‘As for Israeli nuclear weapons, as you said, nobody talks about them because Israel, the aggressive state, the rogue state, enjoys full support from the United States in all its policies.

‘It covers up all its crimes. As long as this process of covering up continues inside the United States, in the Security Council and the United Nations, in the international organizations, including the IAEA, it’s no longer surprising that any weapon anywhere in the world can be discussed, but not Israeli weapons.

‘This is the prevailing logic in the world, the logic of hegemony, of colonialism, the logic of force.’

Assad was then asked: ‘Are there any attempts to engage the different parties in Syria? Is there any hope of an internal solution in Syria leading to the Geneva conference?’

He responded: ‘No matter how intense the terrorist operations become, and how bad the situation is, we should continue to initiate political action to solve any problem.

‘We believe in this and have pursued it from the very beginning, despite the recent escalation of terrorist acts.

‘Political action requires, first of all, putting an end to smuggling terrorists from neighbouring countries and stopping the support for these terrorists with weapons, money, and all the logistical support necessary to help them carry out their terrorist operations.

‘At the same time, dialogue is inevitable among Syrians, all Syrian parties about the future of Syria. This dialogue should start with the political system in the country: which system do the Syrians want, and consequently address the laws and regulations that stem from that system.

‘There are many other elements and details: when the Syrians at the table reach a certain conclusion, it should be presented to the Syrian people for approval through a popular referendum.

‘Now, the Geneva conference is an important venue, and it provides an opportunity for dialogue among the different Syrian constituents. Of course, we do not assume that the terrorists who carried out acts of killing will attend, neither do we accept that dialogue can be conducted with entities which called for foreign intervention.

‘By law, and judging by the popular sentiment in Syria, those who called for foreign intervention are traitors and cannot be accepted by anyone.

‘As for the principle of the Geneva conference, it is an important and necessary step towards paving the way for dialogue between Syrian constituents.

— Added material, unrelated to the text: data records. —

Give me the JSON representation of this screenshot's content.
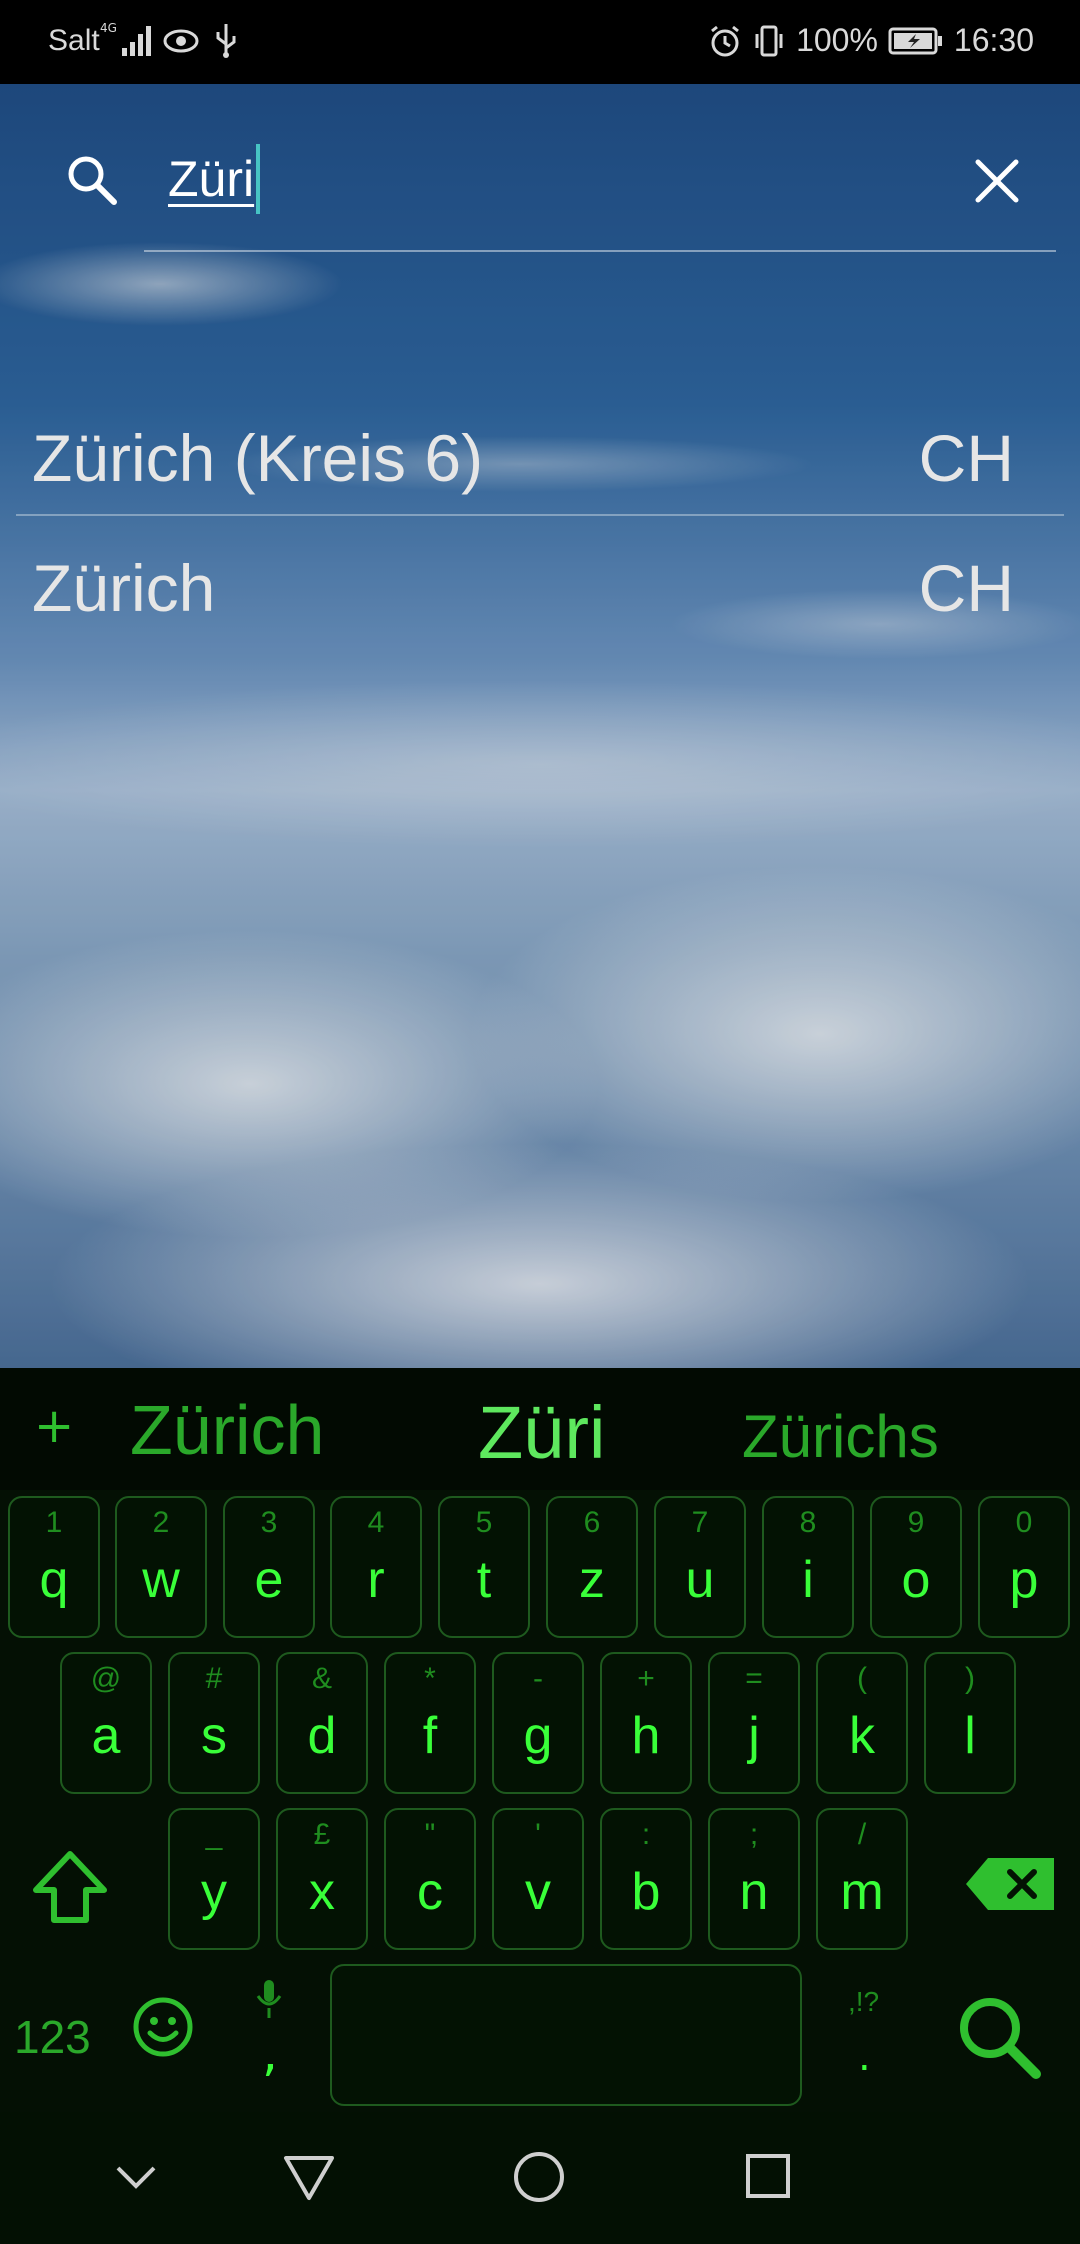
{
  "status_bar": {
    "carrier": "Salt",
    "battery_pct": "100%",
    "time": "16:30"
  },
  "search": {
    "query": "Züri",
    "icon": "search-icon",
    "clear_icon": "close-icon"
  },
  "results": [
    {
      "name": "Zürich (Kreis 6)",
      "country": "CH"
    },
    {
      "name": "Zürich",
      "country": "CH"
    }
  ],
  "keyboard": {
    "suggestions": [
      "Zürich",
      "Züri",
      "Zürichs"
    ],
    "suggestion_add": "+",
    "row1": [
      {
        "hint": "1",
        "key": "q"
      },
      {
        "hint": "2",
        "key": "w"
      },
      {
        "hint": "3",
        "key": "e"
      },
      {
        "hint": "4",
        "key": "r"
      },
      {
        "hint": "5",
        "key": "t"
      },
      {
        "hint": "6",
        "key": "z"
      },
      {
        "hint": "7",
        "key": "u"
      },
      {
        "hint": "8",
        "key": "i"
      },
      {
        "hint": "9",
        "key": "o"
      },
      {
        "hint": "0",
        "key": "p"
      }
    ],
    "row2": [
      {
        "hint": "@",
        "key": "a"
      },
      {
        "hint": "#",
        "key": "s"
      },
      {
        "hint": "&",
        "key": "d"
      },
      {
        "hint": "*",
        "key": "f"
      },
      {
        "hint": "-",
        "key": "g"
      },
      {
        "hint": "+",
        "key": "h"
      },
      {
        "hint": "=",
        "key": "j"
      },
      {
        "hint": "(",
        "key": "k"
      },
      {
        "hint": ")",
        "key": "l"
      }
    ],
    "row3": [
      {
        "hint": "_",
        "key": "y"
      },
      {
        "hint": "£",
        "key": "x"
      },
      {
        "hint": "\"",
        "key": "c"
      },
      {
        "hint": "'",
        "key": "v"
      },
      {
        "hint": ":",
        "key": "b"
      },
      {
        "hint": ";",
        "key": "n"
      },
      {
        "hint": "/",
        "key": "m"
      }
    ],
    "numbers_label": "123",
    "comma_label": ",",
    "punct_hint": ",!?",
    "period_label": ".",
    "accent_color": "#39ff39"
  },
  "nav": {
    "icons": [
      "chevron-down-icon",
      "back-icon",
      "home-icon",
      "recents-icon"
    ]
  }
}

‘But the Geneva conference cannot replace internal Syrian dialogue, and certainly it does not replace the opinion of the people, which should be determined through a referendum.

‘These are the broad lines of our vision for political action to solve the Syrian crisis; all these elements will not achieve any real results on the ground if support for terrorism is not stopped.’

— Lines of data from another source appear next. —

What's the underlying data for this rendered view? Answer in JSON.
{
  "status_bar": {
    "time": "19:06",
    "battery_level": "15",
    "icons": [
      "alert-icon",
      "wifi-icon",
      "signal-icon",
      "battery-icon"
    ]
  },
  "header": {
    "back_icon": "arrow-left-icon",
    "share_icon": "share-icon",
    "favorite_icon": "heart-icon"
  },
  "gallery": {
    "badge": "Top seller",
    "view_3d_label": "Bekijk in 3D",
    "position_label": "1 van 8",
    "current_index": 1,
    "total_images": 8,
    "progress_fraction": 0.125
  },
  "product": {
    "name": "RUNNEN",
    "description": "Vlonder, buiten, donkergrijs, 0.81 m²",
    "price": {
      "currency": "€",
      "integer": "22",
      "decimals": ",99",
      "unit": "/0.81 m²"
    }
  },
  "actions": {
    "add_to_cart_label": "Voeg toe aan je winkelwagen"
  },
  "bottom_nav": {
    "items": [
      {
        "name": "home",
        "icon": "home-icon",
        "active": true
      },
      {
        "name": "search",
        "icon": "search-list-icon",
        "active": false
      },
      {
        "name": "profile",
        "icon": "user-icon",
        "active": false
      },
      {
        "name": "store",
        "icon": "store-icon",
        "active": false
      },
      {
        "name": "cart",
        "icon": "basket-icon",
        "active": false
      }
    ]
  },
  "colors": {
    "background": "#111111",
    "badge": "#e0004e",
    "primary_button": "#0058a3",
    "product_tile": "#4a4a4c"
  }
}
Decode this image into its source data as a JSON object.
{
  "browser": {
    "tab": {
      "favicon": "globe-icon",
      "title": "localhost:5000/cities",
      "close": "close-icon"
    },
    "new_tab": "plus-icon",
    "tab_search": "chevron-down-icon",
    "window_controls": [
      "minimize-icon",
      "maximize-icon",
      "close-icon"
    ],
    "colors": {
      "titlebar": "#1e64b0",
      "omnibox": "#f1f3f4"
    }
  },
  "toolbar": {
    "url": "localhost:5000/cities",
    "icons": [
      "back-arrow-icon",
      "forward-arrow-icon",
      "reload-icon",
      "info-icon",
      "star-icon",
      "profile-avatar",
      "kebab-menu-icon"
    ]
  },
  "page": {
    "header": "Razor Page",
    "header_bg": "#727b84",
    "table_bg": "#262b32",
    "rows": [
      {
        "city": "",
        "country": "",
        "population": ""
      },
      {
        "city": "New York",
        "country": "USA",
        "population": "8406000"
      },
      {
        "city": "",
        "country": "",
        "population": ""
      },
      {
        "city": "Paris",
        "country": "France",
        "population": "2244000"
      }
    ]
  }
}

Assad was then asked: ‘Who are the parties with whom you will negotiate? How can this dialogue be achieved on the international level, and what is the timeframe for achieving a political solution for the Syrian crisis?’

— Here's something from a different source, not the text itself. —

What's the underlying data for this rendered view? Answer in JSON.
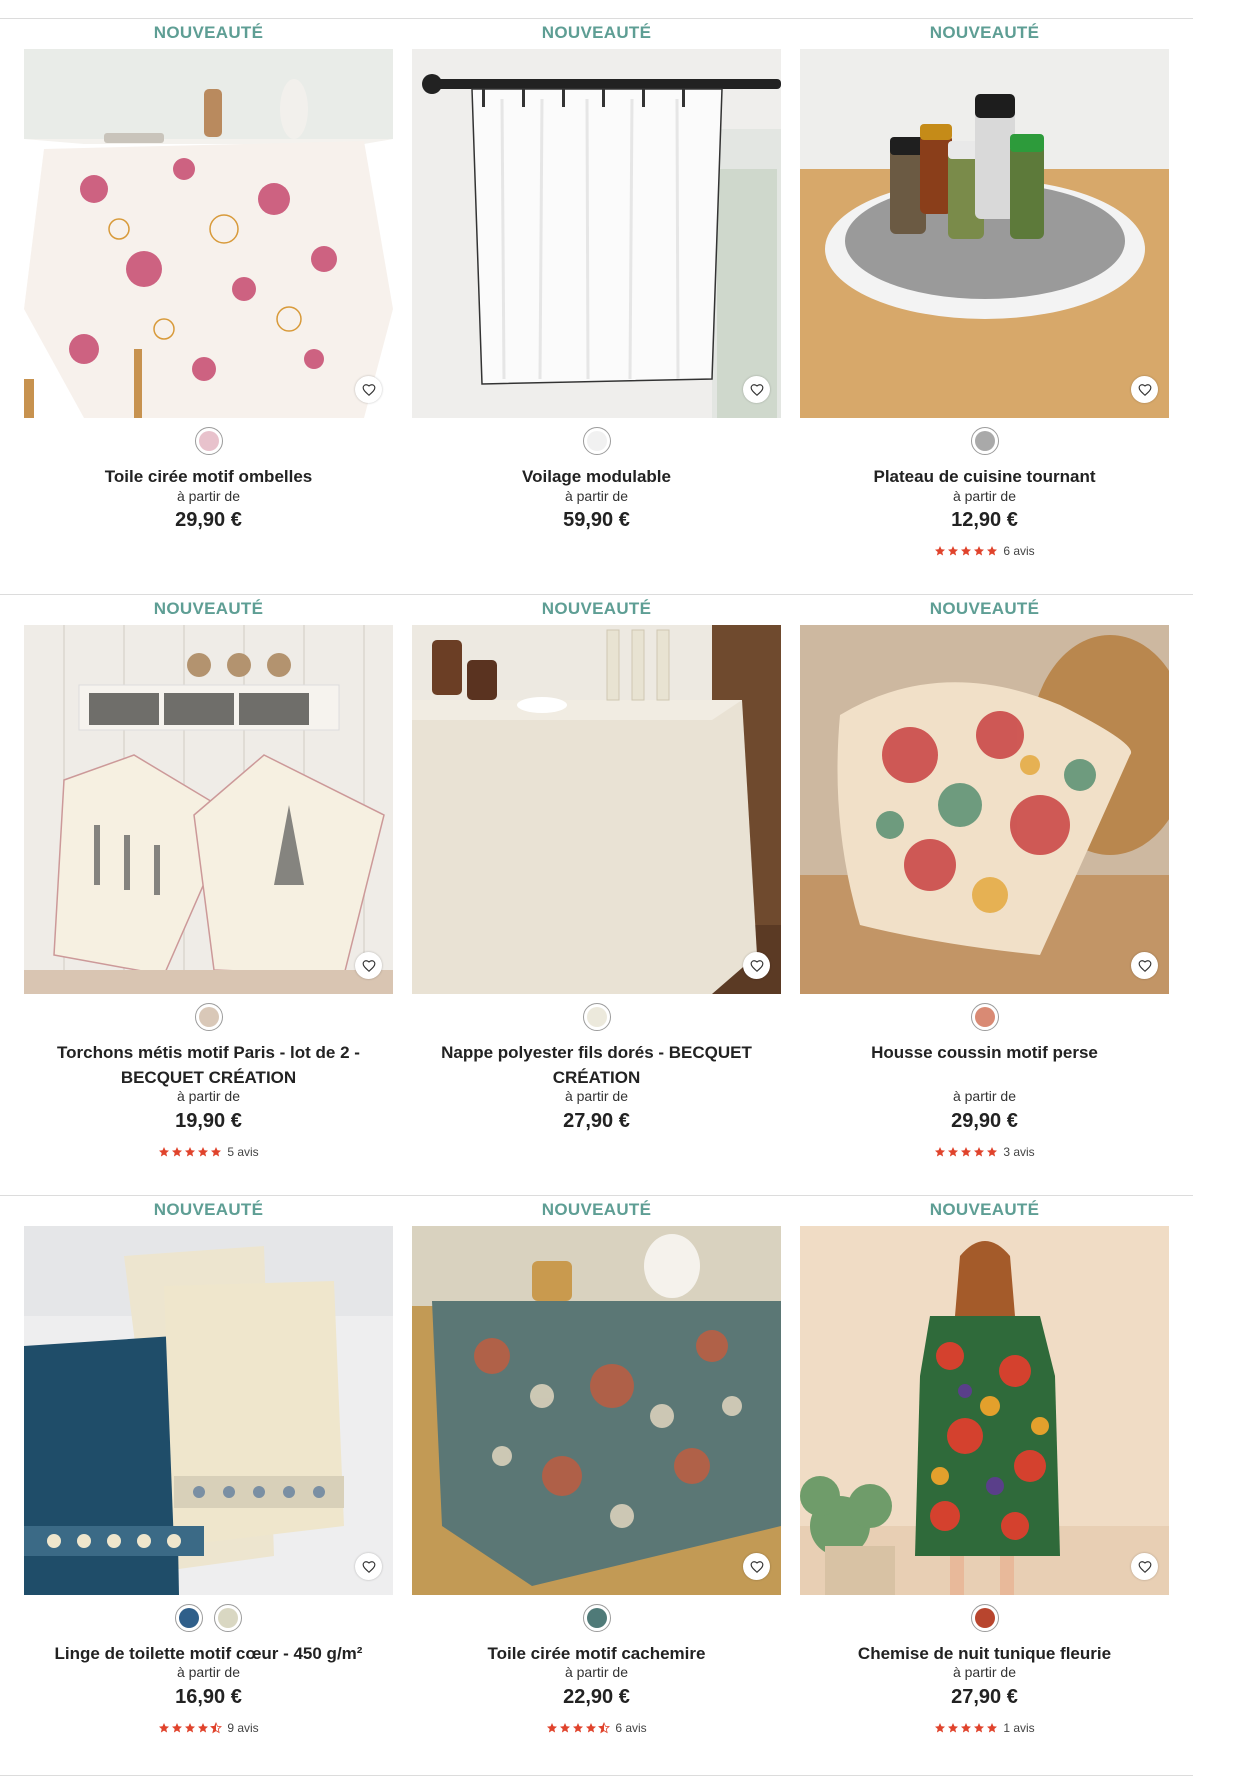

President Assad responded: ‘I can answer the part of the question that is related to the parties inside Syria, which represent the Syrian people.

‘There are different types of parties – opposition parties, parties in the middle, or parties supporting the state.

‘With regards to the parties outside Syria, we need to ask the states that support them because these states – the United States, France, the United Kingdom, Saudi Arabia, Qatar, and others – have propped up these individuals who do not represent the Syrian people.

‘If these states tell them to go to Geneva, they will go; they will say and do as they are told. If we want to have an answer to this part of the question, we need to ask those states whether they intend to send these individuals or not, because they do not represent the Syrian people. Neither the Syrian people nor the Syrian government will be sending them.

‘This is why I have said that by dialogue, I mean engaging with the various opposition groups, basically, based in Syria as well as other influencers and movements that do not necessarily belong to the opposition.’